Atleast the floppy disks were reusable, and I’ve still got a few hanging around. But the CD’s there are only so many “coffee coasters” and new age “Dream catchers” you can use. Hey even Turkey Farmer’s had more “peck mirrors” than they could tie up.

Even being into my third decade did not stop me succumbing to the temptation to use then like marshal arts throwing stars, to see if you could get them to explode[1]. One enterprising person I know built their own version of a “clay pigeon target launcher” for the CD’s to discover that they flew to fast to shoot down with a shotgun.

[1] There are certain materials polycarbonate being one that “store stress” and can release it all very violently in effect exploding outwards. Most people only see it with the likes of tempered glass (rather ironically also called safety glass). Especially that, which goes through reprated temprature stressing like some glass cookware or glass shower screen doors. Often something very very minor will trigger the stored stress in what looks and feels like a miniture explosion. Thus throwing AOL CDs “playing card style” against a wall you would very occasionaly get rewarded by one fragmenting into tens of major pieces and a myriad of glittering shards. These had edges like finely honed razors and points sharper than any needle, and you had to brush them up with care. Because if you got a tiny shard or flake under your skin it would stay there like a splinter or small thorn tip and would be just as annoying.'s_Drop

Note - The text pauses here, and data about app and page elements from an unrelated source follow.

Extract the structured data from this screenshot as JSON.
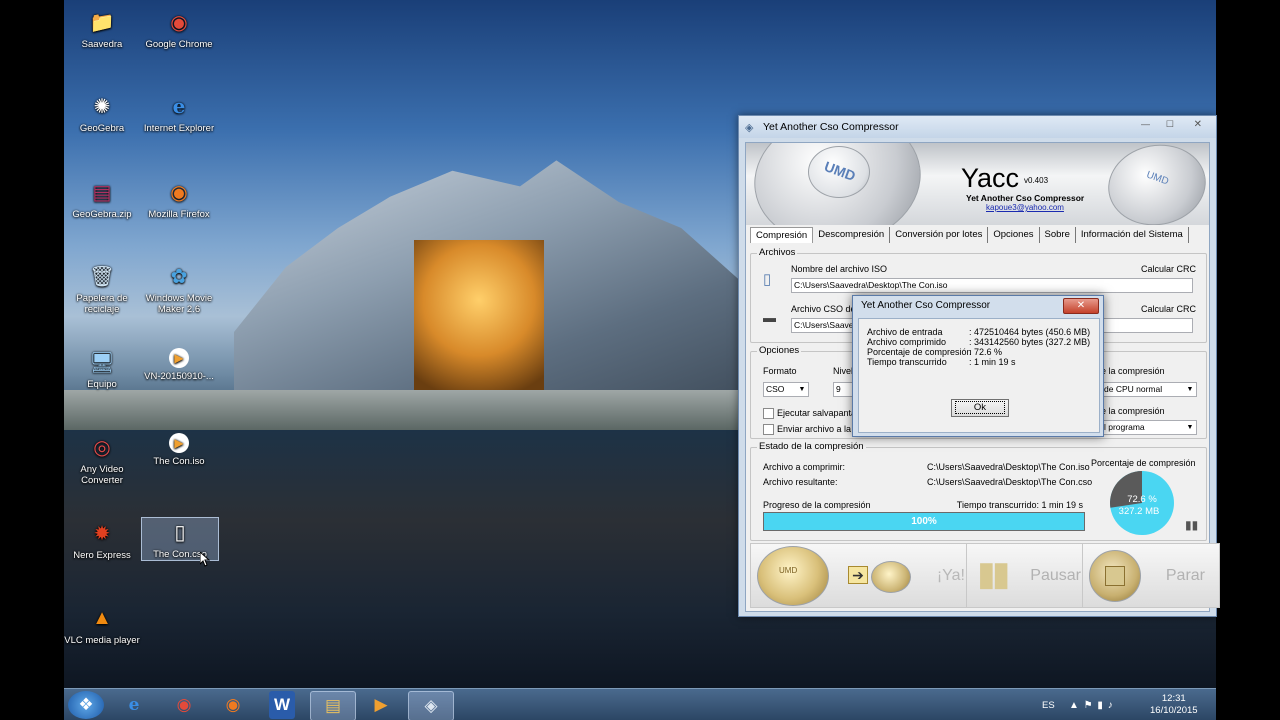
{
  "desktop": {
    "icons": [
      {
        "label": "Saavedra",
        "glyph": "📁",
        "color": "#e8b84a"
      },
      {
        "label": "Google Chrome",
        "glyph": "◉",
        "color": "#e34a3a"
      },
      {
        "label": "GeoGebra",
        "glyph": "✺",
        "color": "#ffffff"
      },
      {
        "label": "Internet Explorer",
        "glyph": "e",
        "color": "#3a8ee6"
      },
      {
        "label": "GeoGebra.zip",
        "glyph": "▤",
        "color": "#b03060"
      },
      {
        "label": "Mozilla Firefox",
        "glyph": "◉",
        "color": "#f07a20"
      },
      {
        "label": "Papelera de reciclaje",
        "glyph": "🗑",
        "color": "#cfe3f2"
      },
      {
        "label": "Windows Movie Maker 2.6",
        "glyph": "✿",
        "color": "#4aa3e0"
      },
      {
        "label": "Equipo",
        "glyph": "🖥",
        "color": "#9ccff5"
      },
      {
        "label": "VN-20150910-...",
        "glyph": "▶",
        "color": "#f0a030"
      },
      {
        "label": "Any Video Converter",
        "glyph": "◎",
        "color": "#e24a4a"
      },
      {
        "label": "The Con.iso",
        "glyph": "▶",
        "color": "#f0a030"
      },
      {
        "label": "Nero Express",
        "glyph": "✹",
        "color": "#e04020"
      },
      {
        "label": "The Con.cso",
        "glyph": "▯",
        "color": "#ffffff"
      },
      {
        "label": "VLC media player",
        "glyph": "▲",
        "color": "#f08a10"
      }
    ]
  },
  "taskbar": {
    "start_glyph": "❖",
    "apps": [
      "e",
      "◉",
      "◉",
      "W",
      "▤",
      "▶",
      "◈"
    ],
    "language": "ES",
    "tray_icons": "▲  ⚑  ▮  ♪",
    "time": "12:31",
    "date": "16/10/2015"
  },
  "window": {
    "title": "Yet Another Cso Compressor",
    "controls": {
      "minimize": "—",
      "maximize": "☐",
      "close": "✕"
    },
    "banner": {
      "umd_label_left": "UMD",
      "umd_label_right": "UMD",
      "app_name": "Yacc",
      "version": "v0.403",
      "tagline": "Yet Another Cso Compressor",
      "email": "kapoue3@yahoo.com"
    },
    "tabs": [
      "Compresión",
      "Descompresión",
      "Conversión por lotes",
      "Opciones",
      "Sobre",
      "Información del Sistema"
    ],
    "archivos": {
      "group_label": "Archivos",
      "iso_label": "Nombre del archivo ISO",
      "iso_calc": "Calcular CRC",
      "iso_path": "C:\\Users\\Saavedra\\Desktop\\The Con.iso",
      "cso_label": "Archivo CSO de",
      "cso_calc": "Calcular CRC",
      "cso_path": "C:\\Users\\Saave"
    },
    "opciones": {
      "group_label": "Opciones",
      "formato_label": "Formato",
      "formato_value": "CSO",
      "nivel_label": "Nivel",
      "nivel_value": "9",
      "priority_label": "e la compresión",
      "priority_value": "de CPU normal",
      "after_label": "e la compresión",
      "after_value": "l programa",
      "chk_screensaver": "Ejecutar salvapanta",
      "chk_send": "Enviar archivo a la F"
    },
    "estado": {
      "group_label": "Estado de la compresión",
      "archivo_label": "Archivo a comprimir:",
      "archivo_value": "C:\\Users\\Saavedra\\Desktop\\The Con.iso",
      "resultante_label": "Archivo resultante:",
      "resultante_value": "C:\\Users\\Saavedra\\Desktop\\The Con.cso",
      "progreso_label": "Progreso de la compresión",
      "tiempo_label": "Tiempo transcurrido: 1 min 19 s",
      "progress_fraction": 1.0,
      "progress_text": "100%",
      "pie_label": "Porcentaje de compresión",
      "pie_percent": "72.6 %",
      "pie_size": "327.2 MB",
      "pie_fraction": 0.726
    },
    "buttons": {
      "go": "¡Ya!",
      "pause": "Pausar",
      "stop": "Parar",
      "umd_mini": "UMD"
    }
  },
  "dialog": {
    "title": "Yet Another Cso Compressor",
    "close": "✕",
    "rows": [
      {
        "label": "Archivo de entrada",
        "value": ": 472510464 bytes (450.6 MB)"
      },
      {
        "label": "Archivo comprimido",
        "value": ": 343142560 bytes (327.2 MB)"
      },
      {
        "label": "Porcentaje de compresión",
        "value": ": 72.6 %"
      },
      {
        "label": "Tiempo transcurrido",
        "value": ": 1 min 19 s"
      }
    ],
    "ok": "Ok"
  }
}
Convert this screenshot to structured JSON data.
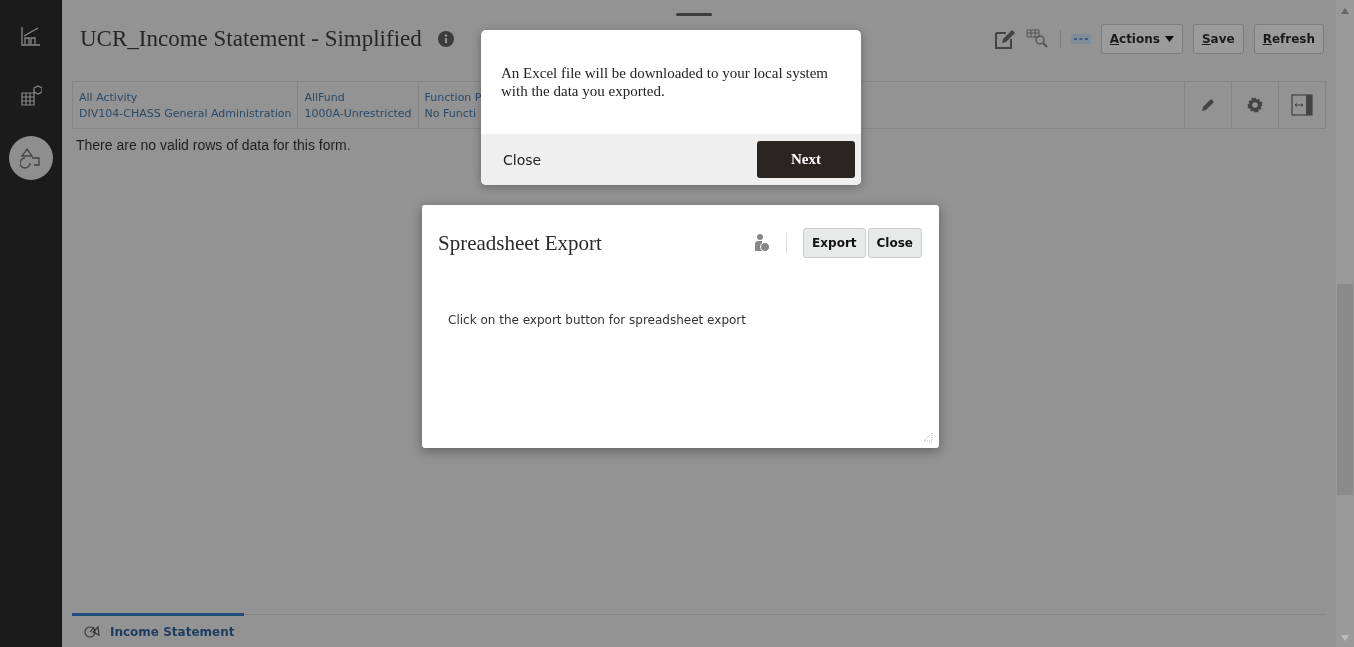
{
  "sidebar": {
    "items": [
      {
        "selected": false
      },
      {
        "selected": false
      },
      {
        "selected": true
      }
    ]
  },
  "form": {
    "title": "UCR_Income Statement - Simplified",
    "toolbar_buttons": [
      {
        "label": "Actions",
        "kind": "menu",
        "mnemonic": true
      },
      {
        "label": "Save",
        "kind": "plain",
        "mnemonic": true
      },
      {
        "label": "Refresh",
        "kind": "plain",
        "mnemonic": true
      }
    ],
    "pov": [
      {
        "dimension": "All Activity",
        "member": "DIV104-CHASS General Administration"
      },
      {
        "dimension": "AllFund",
        "member": "1000A-Unrestricted"
      },
      {
        "dimension": "Function P",
        "member": "No Functi"
      }
    ],
    "message": "There are no valid rows of data for this form."
  },
  "tabs": [
    {
      "label": "Income Statement",
      "selected": true
    }
  ],
  "confirm_popup": {
    "text": "An Excel file will be downloaded to your local system with the data you exported.",
    "close": "Close",
    "next": "Next"
  },
  "export_dialog": {
    "title": "Spreadsheet Export",
    "buttons": [
      "Export",
      "Close"
    ],
    "body": "Click on the export button for spreadsheet export"
  }
}
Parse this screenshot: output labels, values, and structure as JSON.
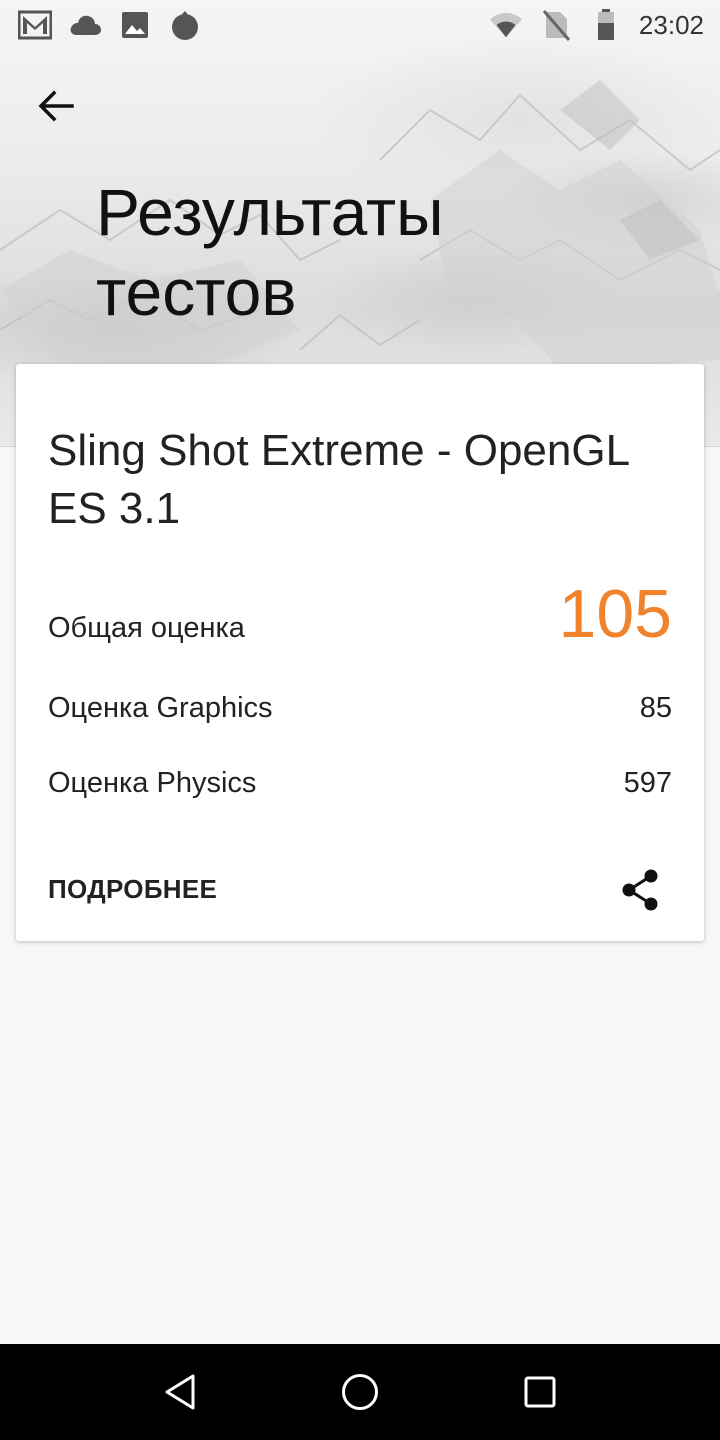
{
  "status_bar": {
    "time": "23:02",
    "left_icons": [
      "gmail-icon",
      "cloud-icon",
      "image-icon",
      "flame-icon"
    ],
    "right_icons": [
      "wifi-icon",
      "no-sim-icon",
      "battery-icon"
    ]
  },
  "header": {
    "back_icon": "arrow-back-icon",
    "title_line1": "Результаты",
    "title_line2": "тестов"
  },
  "result_card": {
    "test_name": "Sling Shot Extreme - OpenGL ES 3.1",
    "overall": {
      "label": "Общая оценка",
      "value": "105"
    },
    "graphics": {
      "label": "Оценка Graphics",
      "value": "85"
    },
    "physics": {
      "label": "Оценка Physics",
      "value": "597"
    },
    "more_label": "ПОДРОБНЕЕ",
    "share_icon": "share-icon"
  },
  "nav_bar": {
    "buttons": [
      "back-triangle-icon",
      "home-circle-icon",
      "recents-square-icon"
    ]
  },
  "colors": {
    "accent": "#f0832c",
    "background": "#f7f7f7",
    "card": "#ffffff",
    "nav_bar": "#000000"
  }
}
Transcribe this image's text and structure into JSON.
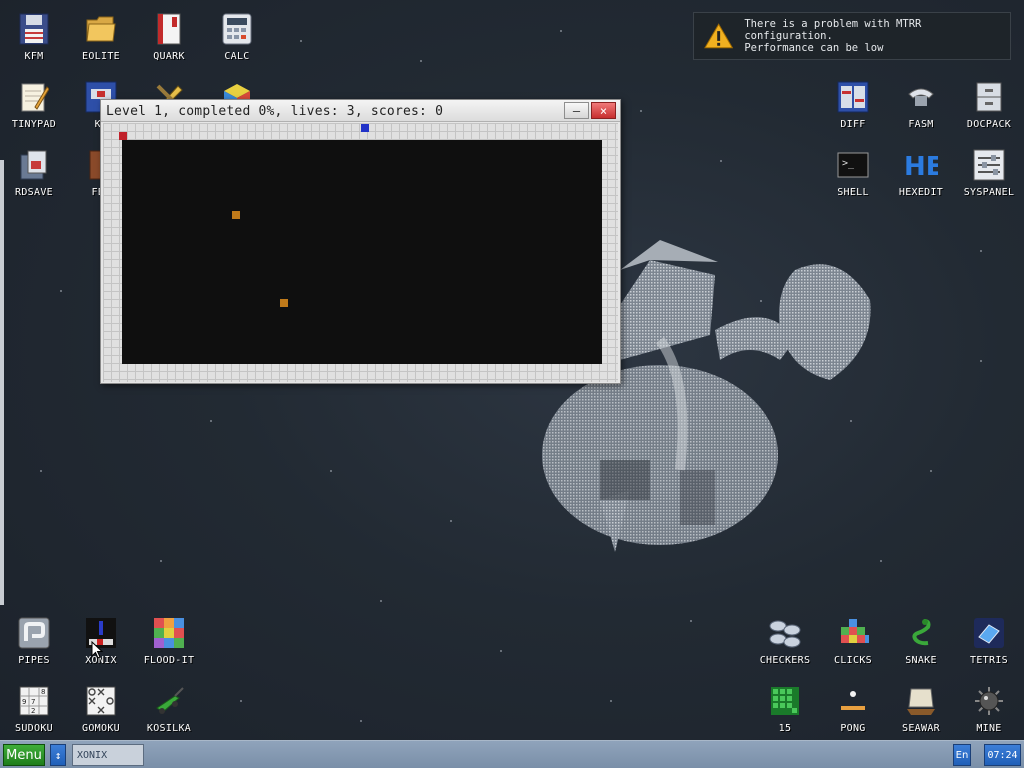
{
  "window": {
    "title": "Level 1, completed 0%, lives: 3, scores: 0",
    "minimize_label": "–",
    "close_label": "×"
  },
  "notification": {
    "line1": "There is a problem with MTRR configuration.",
    "line2": "Performance can be low"
  },
  "desktop_icons": {
    "kfm": "KFM",
    "eolite": "EOLITE",
    "quark": "QUARK",
    "calc": "CALC",
    "tinypad": "TINYPAD",
    "kf": "KF",
    "rdsave": "RDSAVE",
    "fb2": "FB2",
    "diff": "DIFF",
    "fasm": "FASM",
    "docpack": "DOCPACK",
    "shell": "SHELL",
    "hexedit": "HEXEDIT",
    "syspanel": "SYSPANEL",
    "pipes": "PIPES",
    "xonix": "XONIX",
    "floodit": "FLOOD-IT",
    "sudoku": "SUDOKU",
    "gomoku": "GOMOKU",
    "kosilka": "KOSILKA",
    "checkers": "CHECKERS",
    "clicks": "CLICKS",
    "snake": "SNAKE",
    "tetris": "TETRIS",
    "fifteen": "15",
    "pong": "PONG",
    "seawar": "SEAWAR",
    "mine": "MINE"
  },
  "taskbar": {
    "menu_label": "Menu",
    "switch_label": "↕",
    "active_task": "XONIX",
    "language": "En",
    "clock": "07:24"
  },
  "colors": {
    "menu_green": "#2a9a25",
    "taskbar_blue": "#2a6cc8",
    "close_red": "#d03838",
    "player_red": "#c0202a",
    "enemy_blue": "#2233c8",
    "ball_orange": "#c07a1a"
  }
}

Clive Robinson October 20, 2019 5:24 PM

@ Anders,

Do you still use your Apple II?

Yes I still use it, rather more than I should, because it’s about 2/3rds my age, and I’m no spring chicken that’s for sure.

What everyday tasks is possible to do with it today?

The editor I use on it whilst limited in some respects, is still way faster than a whole bunch of modern IDE’s. I still “support” software I wrote on it in Pascal and Fortran, even though I’ve dropped broad hints to those using it that I and the Apple ][ have something in common in that neither of us has as firm a grip on the pearch as we once did and that sooner rather than later one or both of us are going to topple off. I also technically still support some hardware I developed for it as well, not that you can get the parts these days.

Oh and the serial card works well enough for me to run a terminal emulator on it and talk to a 486SX box that acts as a terminal concentrator when any other of the terminals plays up.

But very very occasionaly I fire up my first commercial product, a game of “Moon Defender” not unlike a certain other spave invader game. But unlike that game where the missiles came straight down, these missiles could come in at quite low angles.

Then there is the Sargon Chess game… So yes it does get used from time to time.

Clive Robinson October 20, 2019 9:53 PM

@ Anders,

Apple did not have ProDOS back in 1980, so it’s not “native” to my Apple ][ with the original drives.

So no I don’t use it, but I, guess I should look at it as a way of migrating people out 😉

Anders October 21, 2019 3:02 PM



I think i should find myself too now Apple II for playing 🙂
Back in ’80s behind the Iron Curtain it was unreal dream.
Now it’s even more than realistic.

Leave a comment


Allowed HTML <a href="URL"> • <em> <cite> <i> • <strong> <b> • <sub> <sup> • <ul> <ol> <li> • <blockquote> <pre> Markdown Extra syntax via

Sidebar photo of Bruce Schneier by Joe MacInnis.